> [EXERCISE BRIEF]
The data below is to be set down again exactly as written.

> [Items from an interface collection]
↓

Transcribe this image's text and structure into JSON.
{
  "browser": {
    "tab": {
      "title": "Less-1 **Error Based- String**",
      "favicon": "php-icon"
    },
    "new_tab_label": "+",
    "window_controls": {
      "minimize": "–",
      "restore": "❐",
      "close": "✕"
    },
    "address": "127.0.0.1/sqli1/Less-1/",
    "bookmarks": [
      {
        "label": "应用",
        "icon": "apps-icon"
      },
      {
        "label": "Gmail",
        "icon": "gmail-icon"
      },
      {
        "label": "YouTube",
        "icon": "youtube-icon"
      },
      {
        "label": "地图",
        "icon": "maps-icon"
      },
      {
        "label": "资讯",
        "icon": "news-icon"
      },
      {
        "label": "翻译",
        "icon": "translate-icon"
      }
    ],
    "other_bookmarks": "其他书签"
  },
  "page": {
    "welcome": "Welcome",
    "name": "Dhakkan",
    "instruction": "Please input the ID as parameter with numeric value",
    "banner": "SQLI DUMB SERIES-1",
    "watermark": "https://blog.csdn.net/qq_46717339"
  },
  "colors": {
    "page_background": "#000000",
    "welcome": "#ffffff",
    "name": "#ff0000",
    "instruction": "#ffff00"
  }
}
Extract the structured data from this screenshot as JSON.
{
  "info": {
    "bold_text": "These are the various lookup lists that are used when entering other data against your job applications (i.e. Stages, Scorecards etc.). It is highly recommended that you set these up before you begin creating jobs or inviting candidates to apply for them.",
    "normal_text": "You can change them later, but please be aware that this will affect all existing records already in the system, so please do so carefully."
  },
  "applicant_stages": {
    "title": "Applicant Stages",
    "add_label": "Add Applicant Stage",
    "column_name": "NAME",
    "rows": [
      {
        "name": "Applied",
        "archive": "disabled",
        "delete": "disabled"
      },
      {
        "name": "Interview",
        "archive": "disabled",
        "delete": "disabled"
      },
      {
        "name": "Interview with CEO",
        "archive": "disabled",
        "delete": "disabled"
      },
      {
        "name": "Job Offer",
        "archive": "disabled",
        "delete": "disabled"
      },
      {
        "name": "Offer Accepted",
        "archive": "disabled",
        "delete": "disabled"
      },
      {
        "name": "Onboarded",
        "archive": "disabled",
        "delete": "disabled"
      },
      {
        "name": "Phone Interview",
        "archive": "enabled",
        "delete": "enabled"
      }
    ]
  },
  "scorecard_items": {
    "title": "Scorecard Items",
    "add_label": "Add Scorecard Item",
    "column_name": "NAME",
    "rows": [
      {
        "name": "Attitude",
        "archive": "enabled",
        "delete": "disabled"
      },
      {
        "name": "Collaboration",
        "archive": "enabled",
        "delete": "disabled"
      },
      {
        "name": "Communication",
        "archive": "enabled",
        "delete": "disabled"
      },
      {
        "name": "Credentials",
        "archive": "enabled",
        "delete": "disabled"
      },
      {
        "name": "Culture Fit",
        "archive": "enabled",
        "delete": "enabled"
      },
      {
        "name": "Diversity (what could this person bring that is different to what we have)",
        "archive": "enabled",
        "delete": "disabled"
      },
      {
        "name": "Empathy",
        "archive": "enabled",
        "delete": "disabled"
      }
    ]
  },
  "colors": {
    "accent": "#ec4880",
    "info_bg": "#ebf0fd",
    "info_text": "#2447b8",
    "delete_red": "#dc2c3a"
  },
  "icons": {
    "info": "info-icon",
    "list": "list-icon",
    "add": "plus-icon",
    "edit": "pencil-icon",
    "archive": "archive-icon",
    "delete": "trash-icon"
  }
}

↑

> [SOLUTION TO THIS TASK]
Transcribe this image's text and structure into JSON.
{
  "browser": {
    "tab": {
      "title": "Less-1 **Error Based- String**",
      "favicon": "php-icon"
    },
    "new_tab_label": "+",
    "window_controls": {
      "minimize": "–",
      "restore": "❐",
      "close": "✕"
    },
    "address": "127.0.0.1/sqli1/Less-1/",
    "bookmarks": [
      {
        "label": "应用",
        "icon": "apps-icon"
      },
      {
        "label": "Gmail",
        "icon": "gmail-icon"
      },
      {
        "label": "YouTube",
        "icon": "youtube-icon"
      },
      {
        "label": "地图",
        "icon": "maps-icon"
      },
      {
        "label": "资讯",
        "icon": "news-icon"
      },
      {
        "label": "翻译",
        "icon": "translate-icon"
      }
    ],
    "other_bookmarks": "其他书签"
  },
  "page": {
    "welcome": "Welcome",
    "name": "Dhakkan",
    "instruction": "Please input the ID as parameter with numeric value",
    "banner": "SQLI DUMB SERIES-1",
    "watermark": "https://blog.csdn.net/qq_46717339"
  },
  "colors": {
    "page_background": "#000000",
    "welcome": "#ffffff",
    "name": "#ff0000",
    "instruction": "#ffff00"
  }
}
Extract the structured data from this screenshot as JSON.
{
  "info": {
    "bold_text": "These are the various lookup lists that are used when entering other data against your job applications (i.e. Stages, Scorecards etc.). It is highly recommended that you set these up before you begin creating jobs or inviting candidates to apply for them.",
    "normal_text": "You can change them later, but please be aware that this will affect all existing records already in the system, so please do so carefully."
  },
  "applicant_stages": {
    "title": "Applicant Stages",
    "add_label": "Add Applicant Stage",
    "column_name": "NAME",
    "rows": [
      {
        "name": "Applied",
        "archive": "disabled",
        "delete": "disabled"
      },
      {
        "name": "Interview",
        "archive": "disabled",
        "delete": "disabled"
      },
      {
        "name": "Interview with CEO",
        "archive": "disabled",
        "delete": "disabled"
      },
      {
        "name": "Job Offer",
        "archive": "disabled",
        "delete": "disabled"
      },
      {
        "name": "Offer Accepted",
        "archive": "disabled",
        "delete": "disabled"
      },
      {
        "name": "Onboarded",
        "archive": "disabled",
        "delete": "disabled"
      },
      {
        "name": "Phone Interview",
        "archive": "enabled",
        "delete": "enabled"
      }
    ]
  },
  "scorecard_items": {
    "title": "Scorecard Items",
    "add_label": "Add Scorecard Item",
    "column_name": "NAME",
    "rows": [
      {
        "name": "Attitude",
        "archive": "enabled",
        "delete": "disabled"
      },
      {
        "name": "Collaboration",
        "archive": "enabled",
        "delete": "disabled"
      },
      {
        "name": "Communication",
        "archive": "enabled",
        "delete": "disabled"
      },
      {
        "name": "Credentials",
        "archive": "enabled",
        "delete": "disabled"
      },
      {
        "name": "Culture Fit",
        "archive": "enabled",
        "delete": "enabled"
      },
      {
        "name": "Diversity (what could this person bring that is different to what we have)",
        "archive": "enabled",
        "delete": "disabled"
      },
      {
        "name": "Empathy",
        "archive": "enabled",
        "delete": "disabled"
      }
    ]
  },
  "colors": {
    "accent": "#ec4880",
    "info_bg": "#ebf0fd",
    "info_text": "#2447b8",
    "delete_red": "#dc2c3a"
  },
  "icons": {
    "info": "info-icon",
    "list": "list-icon",
    "add": "plus-icon",
    "edit": "pencil-icon",
    "archive": "archive-icon",
    "delete": "trash-icon"
  }
}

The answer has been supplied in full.